Is preparing a reprint of Origin. Asks JL's opinion on the book's merits; values his judgment.
Down. Bromley Kent
I returned home on Friday night & I saw M
The latter part of my stay at Ilkley did me much good; but I suppose I never shall be strong, for the work I have had since I came back has knocked me up a little more than once. I have been busy in getting a Reprint (with a very few corrections) through the press.— My Book has been as yet very much more successful than I ever dreamed of: Murray is now printing 3000 copies.— Have you finished it? if so pray tell me whether you are with me on general issue, or against me.— If you are against me, I know well how honourable fair & candid an opponent I shall have, & which is a good deal more than I can say of all my opponents.— I have had grand letter from Kingsley with a capital sentence on the theological bearing of such notions as mine, & which he permits me to insert in the Reprint.—
Pray tell me what you have been doing: have you had time for any Natural History?—
Dear Lubbock | Yours most sincerely | C. Darwin
I have got, I wish & hope I might say, that we have got a fair number of excellent men on our side of question on mutability of species.—
- f1 2584.f1William Walker Phillips of Down Hall. See letter to John Lubbock, [19 November 1859].

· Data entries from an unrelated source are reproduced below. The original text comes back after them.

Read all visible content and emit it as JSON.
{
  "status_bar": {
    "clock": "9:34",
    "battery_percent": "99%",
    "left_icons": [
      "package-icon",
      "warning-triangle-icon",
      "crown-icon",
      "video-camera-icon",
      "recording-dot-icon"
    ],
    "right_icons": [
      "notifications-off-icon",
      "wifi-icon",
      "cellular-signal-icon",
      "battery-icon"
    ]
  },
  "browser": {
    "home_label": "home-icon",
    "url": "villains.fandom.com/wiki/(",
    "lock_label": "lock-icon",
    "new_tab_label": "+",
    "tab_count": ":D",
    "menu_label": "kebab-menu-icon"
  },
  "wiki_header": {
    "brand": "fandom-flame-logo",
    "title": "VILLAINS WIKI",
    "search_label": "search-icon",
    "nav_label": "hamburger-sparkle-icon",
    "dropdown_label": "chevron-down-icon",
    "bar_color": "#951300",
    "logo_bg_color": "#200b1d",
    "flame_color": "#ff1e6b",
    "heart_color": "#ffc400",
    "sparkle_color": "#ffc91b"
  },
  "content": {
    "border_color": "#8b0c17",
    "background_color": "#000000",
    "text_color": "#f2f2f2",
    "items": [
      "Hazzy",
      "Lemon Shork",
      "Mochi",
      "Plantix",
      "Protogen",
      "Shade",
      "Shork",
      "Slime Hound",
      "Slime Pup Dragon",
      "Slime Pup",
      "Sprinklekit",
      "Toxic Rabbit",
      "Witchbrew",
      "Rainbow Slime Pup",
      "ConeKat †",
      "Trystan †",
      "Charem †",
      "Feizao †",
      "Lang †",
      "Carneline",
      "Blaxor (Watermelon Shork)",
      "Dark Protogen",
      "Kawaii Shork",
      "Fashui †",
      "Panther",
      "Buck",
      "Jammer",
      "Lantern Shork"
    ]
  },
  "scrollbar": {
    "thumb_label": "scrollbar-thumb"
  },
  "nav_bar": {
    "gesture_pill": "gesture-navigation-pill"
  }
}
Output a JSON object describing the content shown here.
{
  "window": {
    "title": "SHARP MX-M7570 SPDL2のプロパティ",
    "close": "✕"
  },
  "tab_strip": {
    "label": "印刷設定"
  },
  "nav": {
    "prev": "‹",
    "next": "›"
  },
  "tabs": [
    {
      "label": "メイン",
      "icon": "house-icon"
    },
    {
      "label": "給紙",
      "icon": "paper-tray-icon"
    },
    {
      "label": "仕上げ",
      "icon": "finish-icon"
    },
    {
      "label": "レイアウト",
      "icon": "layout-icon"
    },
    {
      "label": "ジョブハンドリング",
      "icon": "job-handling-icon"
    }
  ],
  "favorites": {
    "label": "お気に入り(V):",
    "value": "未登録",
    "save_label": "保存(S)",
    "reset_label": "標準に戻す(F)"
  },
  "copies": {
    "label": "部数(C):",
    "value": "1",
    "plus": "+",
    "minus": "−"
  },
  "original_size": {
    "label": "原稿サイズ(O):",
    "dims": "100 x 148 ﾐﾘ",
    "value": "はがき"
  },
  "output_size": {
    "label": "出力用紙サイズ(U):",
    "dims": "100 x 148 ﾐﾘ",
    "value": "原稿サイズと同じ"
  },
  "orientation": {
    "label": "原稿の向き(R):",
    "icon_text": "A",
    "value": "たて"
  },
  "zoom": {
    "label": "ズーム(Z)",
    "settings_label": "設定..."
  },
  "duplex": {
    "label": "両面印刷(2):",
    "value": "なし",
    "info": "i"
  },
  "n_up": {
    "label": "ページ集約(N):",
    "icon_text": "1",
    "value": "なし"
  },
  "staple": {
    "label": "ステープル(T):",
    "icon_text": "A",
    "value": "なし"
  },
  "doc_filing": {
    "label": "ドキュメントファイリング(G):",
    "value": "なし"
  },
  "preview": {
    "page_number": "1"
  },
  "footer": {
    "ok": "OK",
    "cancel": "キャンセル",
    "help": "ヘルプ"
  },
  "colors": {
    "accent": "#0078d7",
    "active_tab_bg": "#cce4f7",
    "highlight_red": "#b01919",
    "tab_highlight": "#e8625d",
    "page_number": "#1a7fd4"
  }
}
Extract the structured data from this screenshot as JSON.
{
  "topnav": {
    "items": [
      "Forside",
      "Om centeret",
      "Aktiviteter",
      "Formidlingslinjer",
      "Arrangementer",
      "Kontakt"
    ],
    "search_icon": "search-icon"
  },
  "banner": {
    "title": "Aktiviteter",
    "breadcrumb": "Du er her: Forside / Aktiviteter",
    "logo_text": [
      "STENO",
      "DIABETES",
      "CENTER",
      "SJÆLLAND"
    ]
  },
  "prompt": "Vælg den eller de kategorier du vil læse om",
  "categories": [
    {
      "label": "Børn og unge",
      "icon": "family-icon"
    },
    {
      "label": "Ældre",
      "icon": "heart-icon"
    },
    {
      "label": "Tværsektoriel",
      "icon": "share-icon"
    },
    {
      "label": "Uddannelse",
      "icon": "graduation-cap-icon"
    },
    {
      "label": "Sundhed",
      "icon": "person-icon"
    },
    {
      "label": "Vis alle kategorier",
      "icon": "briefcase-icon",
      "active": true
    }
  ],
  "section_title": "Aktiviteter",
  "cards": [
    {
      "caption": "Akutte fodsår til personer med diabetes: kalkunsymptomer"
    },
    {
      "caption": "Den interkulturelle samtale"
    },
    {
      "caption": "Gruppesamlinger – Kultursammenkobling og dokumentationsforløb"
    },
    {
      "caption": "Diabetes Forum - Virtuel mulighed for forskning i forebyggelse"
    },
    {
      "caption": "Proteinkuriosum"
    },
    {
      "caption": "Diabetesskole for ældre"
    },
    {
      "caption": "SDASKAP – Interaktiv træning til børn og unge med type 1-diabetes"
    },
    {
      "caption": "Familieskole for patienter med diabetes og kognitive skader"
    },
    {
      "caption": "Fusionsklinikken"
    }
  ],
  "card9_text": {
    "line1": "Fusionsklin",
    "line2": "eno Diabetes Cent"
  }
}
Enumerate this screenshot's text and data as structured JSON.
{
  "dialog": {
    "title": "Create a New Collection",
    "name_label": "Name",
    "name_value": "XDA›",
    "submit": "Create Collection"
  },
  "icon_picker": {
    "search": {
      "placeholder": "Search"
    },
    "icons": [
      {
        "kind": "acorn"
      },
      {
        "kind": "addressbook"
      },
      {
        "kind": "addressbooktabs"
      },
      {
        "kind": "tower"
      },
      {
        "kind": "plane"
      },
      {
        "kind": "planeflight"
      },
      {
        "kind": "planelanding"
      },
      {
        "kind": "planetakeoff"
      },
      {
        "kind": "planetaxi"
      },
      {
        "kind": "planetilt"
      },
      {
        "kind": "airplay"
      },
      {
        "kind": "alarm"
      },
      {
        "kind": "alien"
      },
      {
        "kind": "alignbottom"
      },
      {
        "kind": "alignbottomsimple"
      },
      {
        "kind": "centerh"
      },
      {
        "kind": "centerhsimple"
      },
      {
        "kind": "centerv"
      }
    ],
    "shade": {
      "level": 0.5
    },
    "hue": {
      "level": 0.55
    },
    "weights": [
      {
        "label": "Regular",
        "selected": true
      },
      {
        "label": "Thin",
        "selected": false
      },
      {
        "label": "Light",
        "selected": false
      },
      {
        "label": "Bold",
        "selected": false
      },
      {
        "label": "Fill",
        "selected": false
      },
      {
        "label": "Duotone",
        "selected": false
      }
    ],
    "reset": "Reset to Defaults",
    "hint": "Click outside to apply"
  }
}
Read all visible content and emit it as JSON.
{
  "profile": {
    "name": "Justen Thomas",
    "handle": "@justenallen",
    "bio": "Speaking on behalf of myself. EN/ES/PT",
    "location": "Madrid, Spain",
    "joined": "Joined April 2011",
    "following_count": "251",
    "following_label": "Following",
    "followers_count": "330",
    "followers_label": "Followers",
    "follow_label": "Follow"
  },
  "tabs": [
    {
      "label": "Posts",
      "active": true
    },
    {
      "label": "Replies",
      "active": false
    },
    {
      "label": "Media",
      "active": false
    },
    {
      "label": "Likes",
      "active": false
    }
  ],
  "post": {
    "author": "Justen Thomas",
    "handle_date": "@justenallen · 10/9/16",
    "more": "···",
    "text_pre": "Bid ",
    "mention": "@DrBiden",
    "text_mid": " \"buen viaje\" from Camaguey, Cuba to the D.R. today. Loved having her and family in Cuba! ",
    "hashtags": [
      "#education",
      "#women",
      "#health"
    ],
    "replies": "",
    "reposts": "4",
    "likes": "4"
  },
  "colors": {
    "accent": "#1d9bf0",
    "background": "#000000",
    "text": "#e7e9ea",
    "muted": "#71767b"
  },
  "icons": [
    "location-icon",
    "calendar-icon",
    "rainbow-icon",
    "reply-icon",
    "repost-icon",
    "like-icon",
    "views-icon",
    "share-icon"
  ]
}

- f2 2584.f2The enclosure has not been found. John Lubbock's father, John William Lubbock, supported a school for girls and infants in Down, the building for which adjoined the church and was purchased in 1855, and also a national school for boys, funded by subscription (Post Office directory for the six home counties 1859). In 1855, the rector of the adjoining parish of Chelsfield had opposed the use of a trust-fund raised by J. W. Lubbock to build a school in Down. See Correspondence vol. 5, letters to J. W. Lubbock, 6 September , 11 October , and 10 January .
- f3 2584.f3CD's Account book (Down House MS) records on 17 December 1859: ‘Paid for M
rPhillips Funds & Subscription (less 10 sfor J. Lubbock Friendly Club) £10 12s. 10d.’ See n. 6, below.
- f4 2584.f4Robert Monsey Rolfe, Baron Cranworth, lived in Keston, near Down. The transaction is recorded in CD's Account book (Down House MS).
- f5 2584.f5CD refers to Beaumont William Lubbock, John Lubbock's younger brother. CD had since 1846 rented some pasture land at the southern end of his property from John William Lubbock. On this tract he planted trees and laid out the ‘Sandwalk’. See Correspondence vol. 3, letter to John William Lubbock, [16 January 1846].
- f6 2584.f6CD was treasurer of the local savings and insurance society in Down, known as the Friendly Club. The club's account book, kept by CD, is in the Darwin Archive–Down House.
- f7 2584.f7See letters to John Lubbock, [19 November 1859], [22 November 1859], and 17 December .
- f8 2584.f8See letter from Charles Kingsley, 18 November 1859, and letter to Charles Kingsley, 30 November . Kingsley and Lubbock were friends; in 1855, on one of their outings, they had discovered fossil bones later identified as those of a musk-ox (see Correspondence vol. 5, and Hutchinson 1914,1: 37–8).